Restoration moving forward

Work on Cooper Block Building storefront in downtown begins

Craig Giesbrecht of C&G Drywall removes drywall from the Main Street storefront of the Cooper Block Building on Oct. 1. Two storefronts will be re-added on C Street.

Photo by Emily Mentzer.
Craig Giesbrecht of C&G Drywall removes drywall from the Main Street storefront of the Cooper Block Building on Oct. 1. Two storefronts will be re-added on C Street.

INDEPENDENCE — The storefront at the Cooper Block Building, on Main and C streets in Independence, has blown wide open now as restoration continues on the old building.

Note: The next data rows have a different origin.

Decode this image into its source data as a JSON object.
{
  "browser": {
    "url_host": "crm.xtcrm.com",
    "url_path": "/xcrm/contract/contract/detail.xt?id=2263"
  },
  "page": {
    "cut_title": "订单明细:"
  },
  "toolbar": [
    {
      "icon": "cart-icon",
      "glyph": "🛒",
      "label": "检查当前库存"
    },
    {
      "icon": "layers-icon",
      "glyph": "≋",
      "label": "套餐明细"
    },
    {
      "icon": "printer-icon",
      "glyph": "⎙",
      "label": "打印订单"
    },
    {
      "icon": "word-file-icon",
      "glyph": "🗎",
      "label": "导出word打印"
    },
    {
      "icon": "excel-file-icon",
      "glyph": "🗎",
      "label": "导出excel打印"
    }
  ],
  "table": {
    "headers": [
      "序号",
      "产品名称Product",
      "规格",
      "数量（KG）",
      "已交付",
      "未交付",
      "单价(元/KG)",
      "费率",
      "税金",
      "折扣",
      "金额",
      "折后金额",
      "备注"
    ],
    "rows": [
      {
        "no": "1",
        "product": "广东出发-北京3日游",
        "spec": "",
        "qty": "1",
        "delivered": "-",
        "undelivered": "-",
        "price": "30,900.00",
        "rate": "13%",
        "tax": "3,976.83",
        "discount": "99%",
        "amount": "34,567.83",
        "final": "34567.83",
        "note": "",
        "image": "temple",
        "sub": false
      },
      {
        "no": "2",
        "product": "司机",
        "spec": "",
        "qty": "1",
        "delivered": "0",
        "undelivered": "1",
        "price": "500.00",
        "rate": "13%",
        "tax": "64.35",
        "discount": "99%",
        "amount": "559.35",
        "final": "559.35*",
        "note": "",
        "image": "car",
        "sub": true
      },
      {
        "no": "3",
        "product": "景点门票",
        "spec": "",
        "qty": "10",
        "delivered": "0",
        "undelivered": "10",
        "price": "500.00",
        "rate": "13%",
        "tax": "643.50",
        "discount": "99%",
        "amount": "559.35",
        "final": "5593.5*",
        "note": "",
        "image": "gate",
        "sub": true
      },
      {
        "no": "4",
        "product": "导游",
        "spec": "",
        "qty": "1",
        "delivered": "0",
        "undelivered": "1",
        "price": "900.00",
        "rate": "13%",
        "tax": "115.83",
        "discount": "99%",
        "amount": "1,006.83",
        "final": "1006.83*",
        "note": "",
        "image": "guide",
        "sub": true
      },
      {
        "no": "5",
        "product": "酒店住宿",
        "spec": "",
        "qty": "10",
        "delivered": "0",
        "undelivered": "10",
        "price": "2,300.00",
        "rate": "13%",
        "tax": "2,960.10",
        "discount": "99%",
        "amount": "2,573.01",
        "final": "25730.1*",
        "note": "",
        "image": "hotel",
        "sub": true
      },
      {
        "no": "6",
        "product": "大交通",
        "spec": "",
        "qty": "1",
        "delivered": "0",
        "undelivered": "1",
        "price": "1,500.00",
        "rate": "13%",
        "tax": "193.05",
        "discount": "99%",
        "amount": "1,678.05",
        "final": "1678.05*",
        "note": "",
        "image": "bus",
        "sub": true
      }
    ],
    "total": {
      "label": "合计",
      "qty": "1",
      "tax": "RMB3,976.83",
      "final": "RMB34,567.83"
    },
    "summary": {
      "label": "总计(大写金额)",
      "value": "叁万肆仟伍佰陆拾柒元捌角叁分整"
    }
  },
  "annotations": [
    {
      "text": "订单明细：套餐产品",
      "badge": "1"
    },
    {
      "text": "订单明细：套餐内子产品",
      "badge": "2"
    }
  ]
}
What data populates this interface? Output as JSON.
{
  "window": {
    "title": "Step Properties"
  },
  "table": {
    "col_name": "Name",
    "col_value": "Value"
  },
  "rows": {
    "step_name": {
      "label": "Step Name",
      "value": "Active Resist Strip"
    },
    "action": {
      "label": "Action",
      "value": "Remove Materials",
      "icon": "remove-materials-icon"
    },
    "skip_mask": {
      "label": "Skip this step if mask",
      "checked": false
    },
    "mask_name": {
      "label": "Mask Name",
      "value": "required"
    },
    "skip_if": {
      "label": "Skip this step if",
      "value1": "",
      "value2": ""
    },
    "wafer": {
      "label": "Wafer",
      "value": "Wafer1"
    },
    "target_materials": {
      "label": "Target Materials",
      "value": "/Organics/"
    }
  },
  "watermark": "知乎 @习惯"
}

“Finally the community can drive by and see some real action now that we have begun the storefront renovations,” said developer Bodie Bemrose.

But it’s the unseen work that Bemrose said will ensure that the 1895 building will stand for many decades to come.

“First, we had to demo all of the 1980s remodel inside, and the extensive dry rot — over 5,000 square feet of dry rot,” he said. “After the demo of all that, we replaced all the rotten timbers.”

Many of the floor joists, made from old growth Douglas fir, had rotted out and needed to be replaced before work could commence on the building, Bemrose said.

The dry rot was a factor of the building being closed up for years and unable to breathe.

“We completed all the interior and exterior brick and mortar restoration,” Bemrose said.

Next came the roof, where more dry rot was discovered and removed.

“The new roof was installed during the last run of hot weather we had,” Bemrose said. “All of this had to be completed before we began the storefront renovations.”

Once the storefront on Main Street is complete, two storefronts will be re-created on C Street.

The next steps will include framing the second story for four apartments and three executive office suites. That work is well-suited for the wet fall weather, Bemrose said.

Downstairs will have room for three retail spaces, one of which is an old restaurant space that is being preserved for that purpose, he added.

He said many have shown interest in the spaces, but he has not set a new timeline for completion.

The work was more time-consuming than Bemrose had expected. In an interview with the Itemizer-Observer in May, he had hoped to have tenants in the building by August.

“We did have to make sure the building and our renovation plan would pass the engineers’ study and calculations,” Bemrose said. “That took some extra time.”

The storefronts are very large and require skill and craftsmanship to re-create, he said.

Throughout the work, he said he has yet to encounter ghosts, but did find a cat and some kittens, which have been rescued and found new homes.

Commenting has been disabled for this item.

News from the Itemizer-Observer and our community partners